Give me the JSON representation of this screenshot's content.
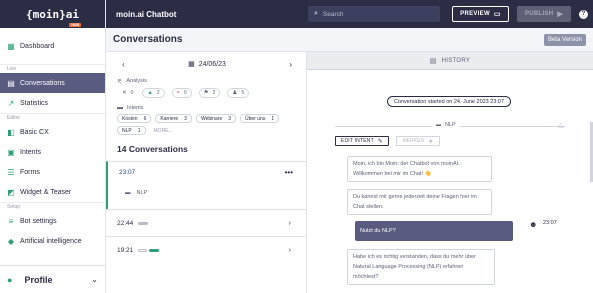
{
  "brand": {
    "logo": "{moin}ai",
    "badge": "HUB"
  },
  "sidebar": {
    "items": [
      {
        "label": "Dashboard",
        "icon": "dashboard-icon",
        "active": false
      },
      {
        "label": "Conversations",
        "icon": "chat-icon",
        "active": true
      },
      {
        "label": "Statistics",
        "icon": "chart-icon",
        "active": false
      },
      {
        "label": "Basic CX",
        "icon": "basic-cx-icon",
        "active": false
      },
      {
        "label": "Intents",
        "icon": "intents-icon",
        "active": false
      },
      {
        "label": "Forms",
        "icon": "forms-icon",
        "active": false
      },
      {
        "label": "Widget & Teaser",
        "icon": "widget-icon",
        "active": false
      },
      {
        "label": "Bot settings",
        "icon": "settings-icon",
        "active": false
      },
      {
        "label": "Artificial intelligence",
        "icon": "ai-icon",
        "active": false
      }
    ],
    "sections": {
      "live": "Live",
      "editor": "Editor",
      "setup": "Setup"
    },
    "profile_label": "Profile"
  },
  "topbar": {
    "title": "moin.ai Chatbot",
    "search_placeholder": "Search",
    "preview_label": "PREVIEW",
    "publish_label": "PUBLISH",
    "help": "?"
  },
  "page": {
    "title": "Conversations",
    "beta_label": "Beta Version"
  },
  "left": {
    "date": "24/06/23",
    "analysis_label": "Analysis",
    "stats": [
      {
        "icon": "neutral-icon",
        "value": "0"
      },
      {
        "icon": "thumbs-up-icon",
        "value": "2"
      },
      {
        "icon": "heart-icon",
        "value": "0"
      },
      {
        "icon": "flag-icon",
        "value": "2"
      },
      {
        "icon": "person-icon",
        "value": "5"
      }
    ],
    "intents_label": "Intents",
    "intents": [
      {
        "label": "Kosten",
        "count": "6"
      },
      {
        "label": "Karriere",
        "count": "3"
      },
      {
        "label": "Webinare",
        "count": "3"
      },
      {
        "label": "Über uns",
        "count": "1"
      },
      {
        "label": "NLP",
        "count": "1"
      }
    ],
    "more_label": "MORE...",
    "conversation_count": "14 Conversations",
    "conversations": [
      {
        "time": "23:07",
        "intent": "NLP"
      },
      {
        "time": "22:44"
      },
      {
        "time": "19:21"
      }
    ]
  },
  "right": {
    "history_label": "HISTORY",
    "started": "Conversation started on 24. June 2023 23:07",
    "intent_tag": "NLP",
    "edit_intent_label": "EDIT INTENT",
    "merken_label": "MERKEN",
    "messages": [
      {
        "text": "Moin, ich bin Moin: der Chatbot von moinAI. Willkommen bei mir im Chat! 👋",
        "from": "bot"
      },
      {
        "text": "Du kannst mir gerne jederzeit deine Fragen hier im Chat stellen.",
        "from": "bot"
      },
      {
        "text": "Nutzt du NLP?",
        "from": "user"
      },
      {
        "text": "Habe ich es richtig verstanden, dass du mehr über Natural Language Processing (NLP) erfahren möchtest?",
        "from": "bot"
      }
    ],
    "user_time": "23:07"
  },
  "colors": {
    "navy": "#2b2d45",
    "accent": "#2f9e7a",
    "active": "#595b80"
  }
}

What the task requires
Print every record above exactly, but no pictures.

Output for this exercise
Give me the JSON representation of this screenshot's content.
{
  "brand": {
    "logo": "{moin}ai",
    "badge": "HUB"
  },
  "sidebar": {
    "items": [
      {
        "label": "Dashboard",
        "icon": "dashboard-icon",
        "active": false
      },
      {
        "label": "Conversations",
        "icon": "chat-icon",
        "active": true
      },
      {
        "label": "Statistics",
        "icon": "chart-icon",
        "active": false
      },
      {
        "label": "Basic CX",
        "icon": "basic-cx-icon",
        "active": false
      },
      {
        "label": "Intents",
        "icon": "intents-icon",
        "active": false
      },
      {
        "label": "Forms",
        "icon": "forms-icon",
        "active": false
      },
      {
        "label": "Widget & Teaser",
        "icon": "widget-icon",
        "active": false
      },
      {
        "label": "Bot settings",
        "icon": "settings-icon",
        "active": false
      },
      {
        "label": "Artificial intelligence",
        "icon": "ai-icon",
        "active": false
      }
    ],
    "sections": {
      "live": "Live",
      "editor": "Editor",
      "setup": "Setup"
    },
    "profile_label": "Profile"
  },
  "topbar": {
    "title": "moin.ai Chatbot",
    "search_placeholder": "Search",
    "preview_label": "PREVIEW",
    "publish_label": "PUBLISH",
    "help": "?"
  },
  "page": {
    "title": "Conversations",
    "beta_label": "Beta Version"
  },
  "left": {
    "date": "24/06/23",
    "analysis_label": "Analysis",
    "stats": [
      {
        "icon": "neutral-icon",
        "value": "0"
      },
      {
        "icon": "thumbs-up-icon",
        "value": "2"
      },
      {
        "icon": "heart-icon",
        "value": "0"
      },
      {
        "icon": "flag-icon",
        "value": "2"
      },
      {
        "icon": "person-icon",
        "value": "5"
      }
    ],
    "intents_label": "Intents",
    "intents": [
      {
        "label": "Kosten",
        "count": "6"
      },
      {
        "label": "Karriere",
        "count": "3"
      },
      {
        "label": "Webinare",
        "count": "3"
      },
      {
        "label": "Über uns",
        "count": "1"
      },
      {
        "label": "NLP",
        "count": "1"
      }
    ],
    "more_label": "MORE...",
    "conversation_count": "14 Conversations",
    "conversations": [
      {
        "time": "23:07",
        "intent": "NLP"
      },
      {
        "time": "22:44"
      },
      {
        "time": "19:21"
      }
    ]
  },
  "right": {
    "history_label": "HISTORY",
    "started": "Conversation started on 24. June 2023 23:07",
    "intent_tag": "NLP",
    "edit_intent_label": "EDIT INTENT",
    "merken_label": "MERKEN",
    "messages": [
      {
        "text": "Moin, ich bin Moin: der Chatbot von moinAI. Willkommen bei mir im Chat! 👋",
        "from": "bot"
      },
      {
        "text": "Du kannst mir gerne jederzeit deine Fragen hier im Chat stellen.",
        "from": "bot"
      },
      {
        "text": "Nutzt du NLP?",
        "from": "user"
      },
      {
        "text": "Habe ich es richtig verstanden, dass du mehr über Natural Language Processing (NLP) erfahren möchtest?",
        "from": "bot"
      }
    ],
    "user_time": "23:07"
  },
  "colors": {
    "navy": "#2b2d45",
    "accent": "#2f9e7a",
    "active": "#595b80"
  }
}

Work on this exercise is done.